Effects Of The Great Depression
The Great Depression caused a myriad of changes in American society and economic policies, many of which linger to this day.
Click here for facts about the effects of the Great Depression. Below are some of the primary effects of the Great Depression:
Stock Market And Banking Regulations
After the stock market crash of 1929 and the collapse of more than 40% of American banks by 1933, strict trading and banking regulations were put in place, as well as financial protections, enforced by the newly formed Securities and Exchange Commission (SEC) and the Federal Deposit Insurance Corporation (FDIC).
Franklin D. Roosevelt’s New Deal An Effect Of Great Depression
Franklin D. Roosevelt introduced programs between 1933 and 1938, designed to help America pull out of the Great Depression by addressing high rates of unemployment and poverty. An array of services, regulations, and subsidies were introduced by FDR and Congress, including widespread work creation programs.
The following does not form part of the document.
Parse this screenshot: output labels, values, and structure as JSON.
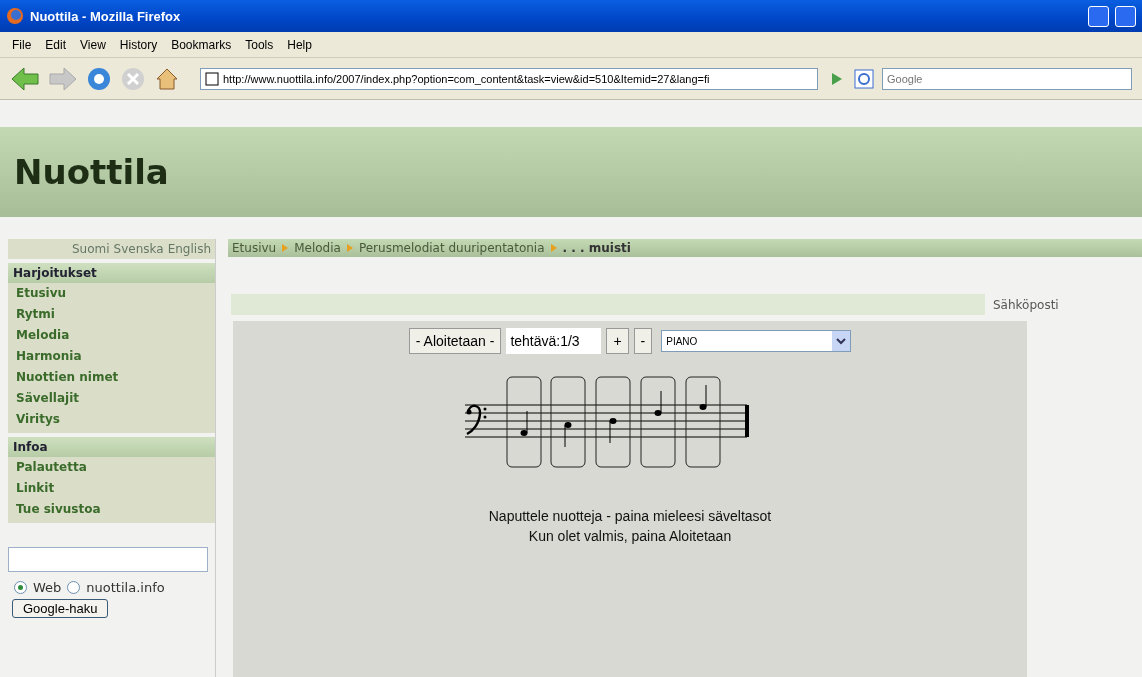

The cornerstones of the New Deal were the Public Works Administration and the National Recovery Administration.
Expanded Role Of Government An Effect Of The Great Depression
FDR’s New Deal increased the role of government in people’s lives to unprecedented levels, levels that continued long after America had recovered from the Great Depression.
Mass Migration An Effect Of The Great Depression
When the Dust Bowl conditions in the 1930s led to farmers abandoning their fields, mass migration patterns emerged during the Great Depression, with populations shifting from rural areas to urban centers.
Societal Change An Effect Of The Great Depression
Many people who survived the Great Depression would remain frugal throughout the rest of their lives, wary of banks, apt to hoard food, and suspicious of the stock market.